Every record should be written out exactly, please.

Start of Given data

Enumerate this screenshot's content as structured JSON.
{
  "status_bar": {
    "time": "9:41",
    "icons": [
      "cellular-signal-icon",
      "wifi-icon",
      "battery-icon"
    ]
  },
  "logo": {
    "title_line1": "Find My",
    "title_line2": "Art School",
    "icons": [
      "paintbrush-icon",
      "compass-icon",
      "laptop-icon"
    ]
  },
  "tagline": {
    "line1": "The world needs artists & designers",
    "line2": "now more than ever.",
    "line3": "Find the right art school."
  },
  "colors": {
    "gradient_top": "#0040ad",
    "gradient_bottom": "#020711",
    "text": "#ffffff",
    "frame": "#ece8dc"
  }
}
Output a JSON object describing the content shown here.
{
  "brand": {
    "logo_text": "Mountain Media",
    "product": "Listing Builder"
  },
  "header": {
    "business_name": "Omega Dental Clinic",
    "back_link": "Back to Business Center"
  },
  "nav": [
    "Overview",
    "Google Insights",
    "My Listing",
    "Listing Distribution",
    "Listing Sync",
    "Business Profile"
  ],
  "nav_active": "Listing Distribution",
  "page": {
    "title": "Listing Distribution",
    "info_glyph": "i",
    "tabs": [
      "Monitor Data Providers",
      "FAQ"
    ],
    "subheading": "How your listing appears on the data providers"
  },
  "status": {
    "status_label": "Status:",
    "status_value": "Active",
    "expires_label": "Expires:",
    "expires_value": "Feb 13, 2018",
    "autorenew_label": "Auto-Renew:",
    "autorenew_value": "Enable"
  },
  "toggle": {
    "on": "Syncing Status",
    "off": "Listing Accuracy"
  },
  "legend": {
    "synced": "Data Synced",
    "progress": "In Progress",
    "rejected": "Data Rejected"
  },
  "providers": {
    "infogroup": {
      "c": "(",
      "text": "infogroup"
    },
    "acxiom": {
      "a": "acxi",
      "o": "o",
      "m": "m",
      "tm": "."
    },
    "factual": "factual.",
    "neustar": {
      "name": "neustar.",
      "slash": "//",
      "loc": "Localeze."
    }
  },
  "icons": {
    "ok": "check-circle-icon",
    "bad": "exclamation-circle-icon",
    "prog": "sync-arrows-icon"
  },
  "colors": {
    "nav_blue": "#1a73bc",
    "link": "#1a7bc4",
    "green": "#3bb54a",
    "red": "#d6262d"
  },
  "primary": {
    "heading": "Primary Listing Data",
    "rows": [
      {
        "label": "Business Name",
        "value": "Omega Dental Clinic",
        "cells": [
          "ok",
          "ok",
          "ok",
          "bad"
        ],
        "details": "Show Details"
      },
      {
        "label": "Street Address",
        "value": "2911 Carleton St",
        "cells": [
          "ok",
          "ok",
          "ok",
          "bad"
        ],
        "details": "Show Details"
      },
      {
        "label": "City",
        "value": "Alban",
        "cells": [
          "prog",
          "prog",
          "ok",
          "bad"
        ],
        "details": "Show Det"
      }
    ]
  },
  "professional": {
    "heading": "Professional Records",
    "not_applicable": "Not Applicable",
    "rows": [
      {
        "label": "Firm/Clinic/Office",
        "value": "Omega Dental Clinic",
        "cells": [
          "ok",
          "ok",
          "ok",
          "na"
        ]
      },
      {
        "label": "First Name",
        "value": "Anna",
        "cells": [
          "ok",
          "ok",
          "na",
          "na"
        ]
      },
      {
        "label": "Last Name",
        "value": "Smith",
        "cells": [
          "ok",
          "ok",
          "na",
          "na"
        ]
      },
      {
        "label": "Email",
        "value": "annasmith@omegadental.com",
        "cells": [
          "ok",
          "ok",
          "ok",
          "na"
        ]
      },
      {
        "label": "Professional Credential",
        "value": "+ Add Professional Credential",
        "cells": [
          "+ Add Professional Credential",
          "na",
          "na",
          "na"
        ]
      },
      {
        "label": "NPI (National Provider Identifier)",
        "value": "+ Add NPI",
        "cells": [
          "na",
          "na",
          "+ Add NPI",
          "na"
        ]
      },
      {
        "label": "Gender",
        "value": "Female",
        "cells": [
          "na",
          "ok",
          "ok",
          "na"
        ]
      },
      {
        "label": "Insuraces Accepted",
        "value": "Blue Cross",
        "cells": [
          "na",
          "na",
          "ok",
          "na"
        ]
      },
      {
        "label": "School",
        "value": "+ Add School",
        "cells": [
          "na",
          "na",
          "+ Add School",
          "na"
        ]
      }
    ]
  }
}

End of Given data

- [Written response]:
Enumerate this screenshot's content as structured JSON.
{
  "status_bar": {
    "time": "9:41",
    "icons": [
      "cellular-signal-icon",
      "wifi-icon",
      "battery-icon"
    ]
  },
  "logo": {
    "title_line1": "Find My",
    "title_line2": "Art School",
    "icons": [
      "paintbrush-icon",
      "compass-icon",
      "laptop-icon"
    ]
  },
  "tagline": {
    "line1": "The world needs artists & designers",
    "line2": "now more than ever.",
    "line3": "Find the right art school."
  },
  "colors": {
    "gradient_top": "#0040ad",
    "gradient_bottom": "#020711",
    "text": "#ffffff",
    "frame": "#ece8dc"
  }
}
Output a JSON object describing the content shown here.
{
  "brand": {
    "logo_text": "Mountain Media",
    "product": "Listing Builder"
  },
  "header": {
    "business_name": "Omega Dental Clinic",
    "back_link": "Back to Business Center"
  },
  "nav": [
    "Overview",
    "Google Insights",
    "My Listing",
    "Listing Distribution",
    "Listing Sync",
    "Business Profile"
  ],
  "nav_active": "Listing Distribution",
  "page": {
    "title": "Listing Distribution",
    "info_glyph": "i",
    "tabs": [
      "Monitor Data Providers",
      "FAQ"
    ],
    "subheading": "How your listing appears on the data providers"
  },
  "status": {
    "status_label": "Status:",
    "status_value": "Active",
    "expires_label": "Expires:",
    "expires_value": "Feb 13, 2018",
    "autorenew_label": "Auto-Renew:",
    "autorenew_value": "Enable"
  },
  "toggle": {
    "on": "Syncing Status",
    "off": "Listing Accuracy"
  },
  "legend": {
    "synced": "Data Synced",
    "progress": "In Progress",
    "rejected": "Data Rejected"
  },
  "providers": {
    "infogroup": {
      "c": "(",
      "text": "infogroup"
    },
    "acxiom": {
      "a": "acxi",
      "o": "o",
      "m": "m",
      "tm": "."
    },
    "factual": "factual.",
    "neustar": {
      "name": "neustar.",
      "slash": "//",
      "loc": "Localeze."
    }
  },
  "icons": {
    "ok": "check-circle-icon",
    "bad": "exclamation-circle-icon",
    "prog": "sync-arrows-icon"
  },
  "colors": {
    "nav_blue": "#1a73bc",
    "link": "#1a7bc4",
    "green": "#3bb54a",
    "red": "#d6262d"
  },
  "primary": {
    "heading": "Primary Listing Data",
    "rows": [
      {
        "label": "Business Name",
        "value": "Omega Dental Clinic",
        "cells": [
          "ok",
          "ok",
          "ok",
          "bad"
        ],
        "details": "Show Details"
      },
      {
        "label": "Street Address",
        "value": "2911 Carleton St",
        "cells": [
          "ok",
          "ok",
          "ok",
          "bad"
        ],
        "details": "Show Details"
      },
      {
        "label": "City",
        "value": "Alban",
        "cells": [
          "prog",
          "prog",
          "ok",
          "bad"
        ],
        "details": "Show Det"
      }
    ]
  },
  "professional": {
    "heading": "Professional Records",
    "not_applicable": "Not Applicable",
    "rows": [
      {
        "label": "Firm/Clinic/Office",
        "value": "Omega Dental Clinic",
        "cells": [
          "ok",
          "ok",
          "ok",
          "na"
        ]
      },
      {
        "label": "First Name",
        "value": "Anna",
        "cells": [
          "ok",
          "ok",
          "na",
          "na"
        ]
      },
      {
        "label": "Last Name",
        "value": "Smith",
        "cells": [
          "ok",
          "ok",
          "na",
          "na"
        ]
      },
      {
        "label": "Email",
        "value": "annasmith@omegadental.com",
        "cells": [
          "ok",
          "ok",
          "ok",
          "na"
        ]
      },
      {
        "label": "Professional Credential",
        "value": "+ Add Professional Credential",
        "cells": [
          "+ Add Professional Credential",
          "na",
          "na",
          "na"
        ]
      },
      {
        "label": "NPI (National Provider Identifier)",
        "value": "+ Add NPI",
        "cells": [
          "na",
          "na",
          "+ Add NPI",
          "na"
        ]
      },
      {
        "label": "Gender",
        "value": "Female",
        "cells": [
          "na",
          "ok",
          "ok",
          "na"
        ]
      },
      {
        "label": "Insuraces Accepted",
        "value": "Blue Cross",
        "cells": [
          "na",
          "na",
          "ok",
          "na"
        ]
      },
      {
        "label": "School",
        "value": "+ Add School",
        "cells": [
          "na",
          "na",
          "+ Add School",
          "na"
        ]
      }
    ]
  }
}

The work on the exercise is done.